Corn futures are called marginally higher, as they are expected to be supported by soybeans. Corn futures favored a firmer tone overnight, but softened in reaction to a disappointing weekly export sales tally and ended the overnight session marginally higher. Weekly export sales of 769,300 MT for 2015-16 and 60,500 MT were below expectations, althoughexports were strong at 1.226 MMT. A firmer tone in the U.S. dollar index should limit buying in the corn market, although strength in soybean futures will limit selling. Also supportive is news China's ag ministry expects the country's corn acreage to decline by 3.29 million acres this year due to policy shifts in favor of drawing down massive state reserves.               

Soybean futures are called 8 to 10 cents higher on strong export sales. Soybean futures extended gains at the close of the overnight session in reaction to an impressive weekly export sales tally. Weekly soybean sales of 815,800 MT were reported for 2015-16, which along with sales of 430,000 MT for 2016-17 came in well above expectations. Unknown destinations was the top buyer of old- and new-crop soybeans. While the U.S. dollar index is stronger this morning, soybean futures benefited from strength in crude oil futures. Meal and soyoil were also higher overnight, with oil supported by strength in the Malaysian palm oil  market.              

Wheat is called narrowly mixed after a lackluster overnight session. Wheat futures didn't stray too far from unchanged overnight and ended the session narrowly mixed. Strength in the dollar index limited buying, while strength in soybean futures limited selling. This morning's weekly export sales data met wide expectations, with sales of 178,900 MT for 2015-16 and 140,000 MT for 2016-17. The second day of the HRW wheat tour found an average yield of 49.3 bu. per acre, up from 34.5 bu. per acre last year and the five-year average of 35.9 bushels. Oklahoma tour scouts found an average yield of 33.63 bu. per acre, well above  USDA's official 2015 yield for the state of 26 bu. per acre.             

Cattle futures are called slightly higher on light followthrough buying. Live cattle futures are expected to enjoy followthrough short-covering after futures posted a high-range close yesterday. Traders also recognize June live cattle futures hold around a $6.50 discount to last week's $124 cash cattle trade, which is too steep given this week's tighter showlist. However, packers have seen margins tighten this week as beef values have continued to fall. Choice beef values slipped another $1.20 yesterday and over the past week have dropped $10.07. However, movement was impressive at 218 loads yesterday, signaling retailers view prices as a value and a near-term low may be near.               

Lean hog futures are called mixed on spreading.

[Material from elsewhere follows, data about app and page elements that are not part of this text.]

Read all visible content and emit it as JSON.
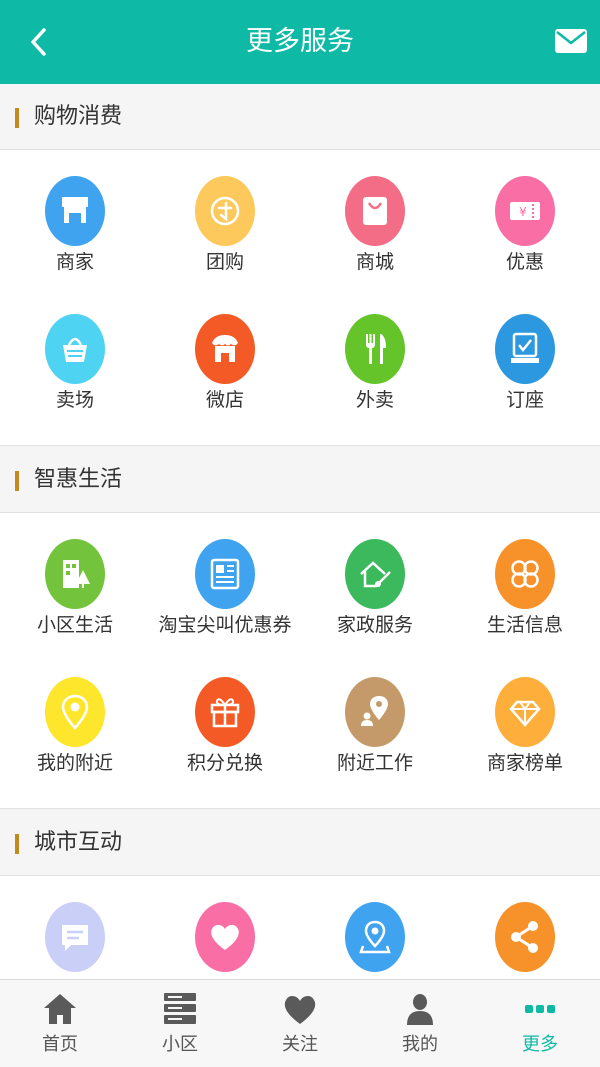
{
  "colors": {
    "header": "#0ebaa6",
    "accent_active": "#0ebaa6",
    "section_bar": "#c28a1c"
  },
  "header": {
    "title": "更多服务",
    "back_icon": "chevron-left-icon",
    "mail_icon": "mail-icon"
  },
  "sections": [
    {
      "title": "购物消费",
      "items": [
        {
          "label": "商家",
          "icon": "shop-icon",
          "color": "#3fa3ef"
        },
        {
          "label": "团购",
          "icon": "group-buy-icon",
          "color": "#fdc95c"
        },
        {
          "label": "商城",
          "icon": "shopping-bag-icon",
          "color": "#f46d86"
        },
        {
          "label": "优惠",
          "icon": "coupon-icon",
          "color": "#f86ea5"
        },
        {
          "label": "卖场",
          "icon": "basket-icon",
          "color": "#4fd3f2"
        },
        {
          "label": "微店",
          "icon": "micro-store-icon",
          "color": "#f45a25"
        },
        {
          "label": "外卖",
          "icon": "fork-knife-icon",
          "color": "#64c42a"
        },
        {
          "label": "订座",
          "icon": "seat-icon",
          "color": "#2c98df"
        }
      ]
    },
    {
      "title": "智惠生活",
      "items": [
        {
          "label": "小区生活",
          "icon": "community-icon",
          "color": "#73c43c"
        },
        {
          "label": "淘宝尖叫优惠券",
          "icon": "newspaper-icon",
          "color": "#3fa3ef"
        },
        {
          "label": "家政服务",
          "icon": "house-clean-icon",
          "color": "#3cb95c"
        },
        {
          "label": "生活信息",
          "icon": "clover-icon",
          "color": "#f7922a"
        },
        {
          "label": "我的附近",
          "icon": "location-pin-icon",
          "color": "#fde62c"
        },
        {
          "label": "积分兑换",
          "icon": "gift-icon",
          "color": "#f35a25"
        },
        {
          "label": "附近工作",
          "icon": "job-location-icon",
          "color": "#c59a6a"
        },
        {
          "label": "商家榜单",
          "icon": "diamond-icon",
          "color": "#fdae3b"
        }
      ]
    },
    {
      "title": "城市互动",
      "items": [
        {
          "label": "",
          "icon": "message-icon",
          "color": "#c9cff7"
        },
        {
          "label": "",
          "icon": "heart-icon",
          "color": "#f86ea5"
        },
        {
          "label": "",
          "icon": "map-pin-icon",
          "color": "#3fa3ef"
        },
        {
          "label": "",
          "icon": "share-icon",
          "color": "#f7922a"
        }
      ]
    }
  ],
  "tabbar": {
    "items": [
      {
        "label": "首页",
        "icon": "home-icon",
        "active": false
      },
      {
        "label": "小区",
        "icon": "server-stack-icon",
        "active": false
      },
      {
        "label": "关注",
        "icon": "heart-icon",
        "active": false
      },
      {
        "label": "我的",
        "icon": "person-icon",
        "active": false
      },
      {
        "label": "更多",
        "icon": "more-dots-icon",
        "active": true
      }
    ]
  }
}
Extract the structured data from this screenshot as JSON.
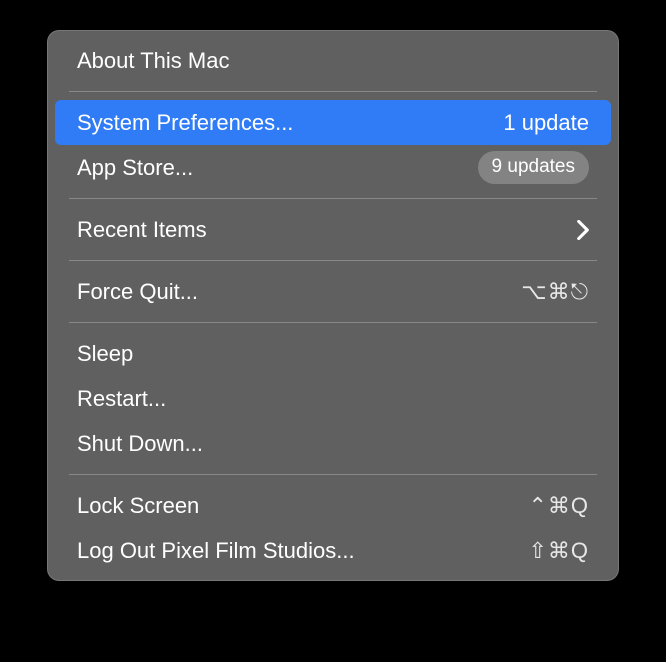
{
  "menu": {
    "about": {
      "label": "About This Mac"
    },
    "system_preferences": {
      "label": "System Preferences...",
      "badge": "1 update"
    },
    "app_store": {
      "label": "App Store...",
      "badge": "9 updates"
    },
    "recent_items": {
      "label": "Recent Items"
    },
    "force_quit": {
      "label": "Force Quit...",
      "shortcut": "⌥⌘⎋"
    },
    "sleep": {
      "label": "Sleep"
    },
    "restart": {
      "label": "Restart..."
    },
    "shut_down": {
      "label": "Shut Down..."
    },
    "lock_screen": {
      "label": "Lock Screen",
      "shortcut": "⌃⌘Q"
    },
    "log_out": {
      "label": "Log Out Pixel Film Studios...",
      "shortcut": "⇧⌘Q"
    }
  },
  "colors": {
    "selection": "#2f7cf6",
    "menu_bg": "rgba(128,128,128,0.75)"
  }
}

Nearby lean hog futures are vulnerable to followthrough pressure as traders work to narrow the premium nearby futures hold to the cash index. But the cash hog  market is called steady to firmer again this morning amid strong demand. Pork cutout values slipped 36 cents yesterday and prices are near steady with week-ago. Movement was impressive at 416.51 loads. Weekly pork export sales of 30,300 MT, while impressive, were down 50% from last week's eye-popping total. Exports of 23,200 MT were a marketing year high.               

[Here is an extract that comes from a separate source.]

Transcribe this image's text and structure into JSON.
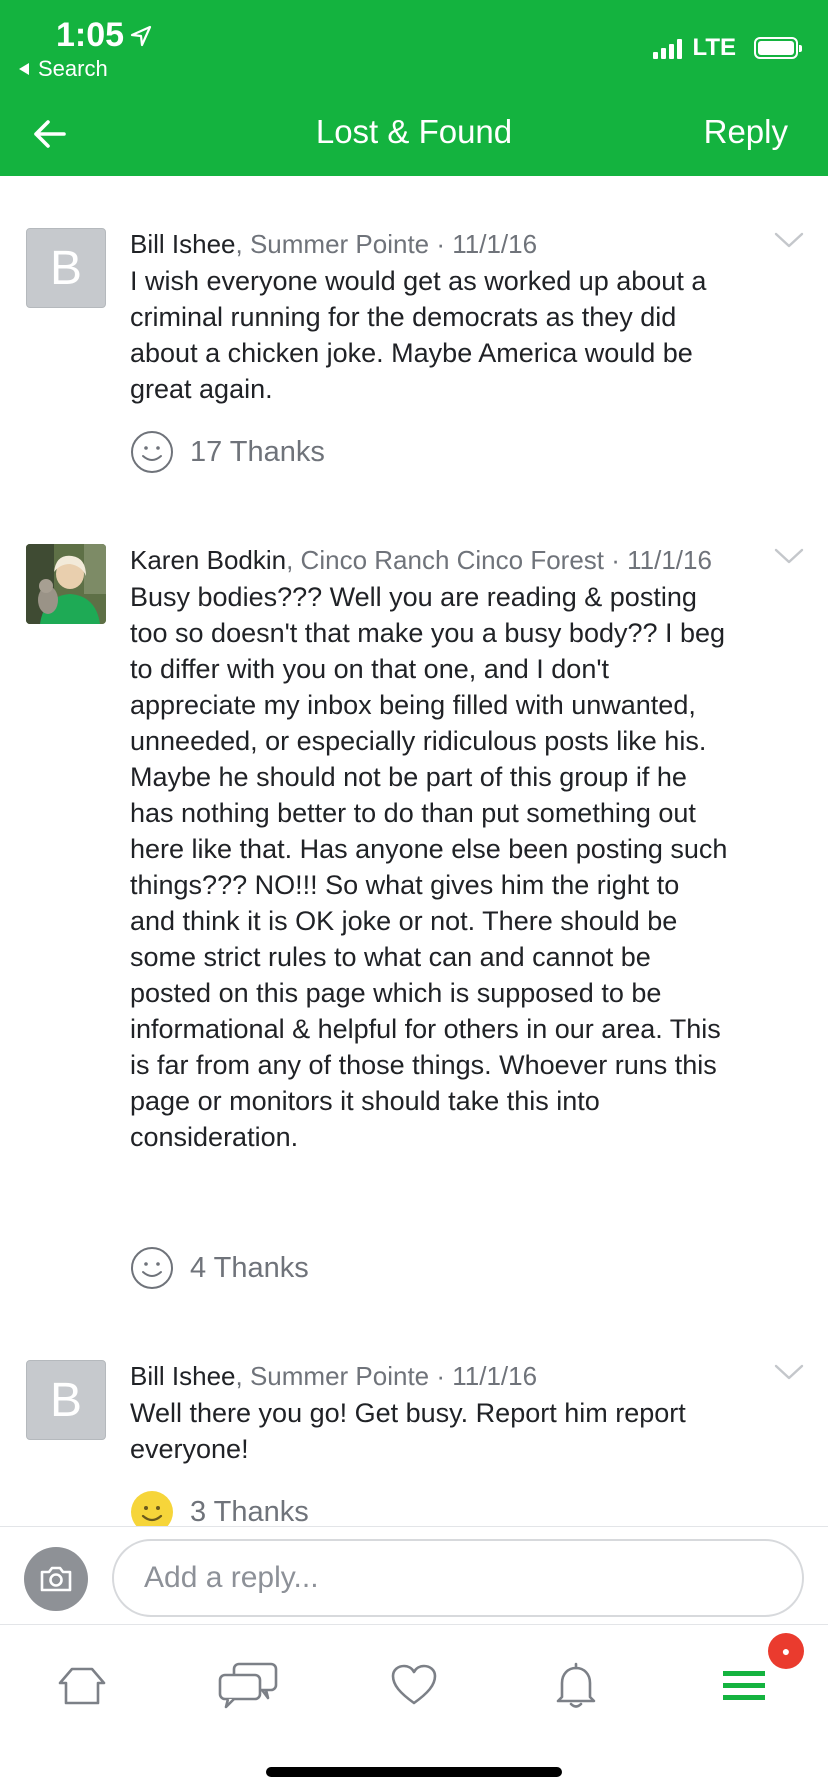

Cotton futures remained under downward pressure Wednesday, which at least partially reflected recent financial market reversals sending the equity indexes lower and the U.S. dollar upward. Both of those shifts tend to undercut commodity demand. However, bullish interests and technicians proved able to provide firm support around the July cotton contract’s 20-day moving average, thereby keeping hopes for a short-term bounce alive. Indeed, fiber prices rebounded modestly along with equity index futures Wednesday night. Prices reacted little to the results of the weekly USDA Export Sales report showing last week’s sales improved significantly from the week prior, but fell well short of the four-week average. July cotton advanced 0.25 cents to 63.03 cents/pound early Wednesday morning, while the December contract gained 0.21 to 62.21.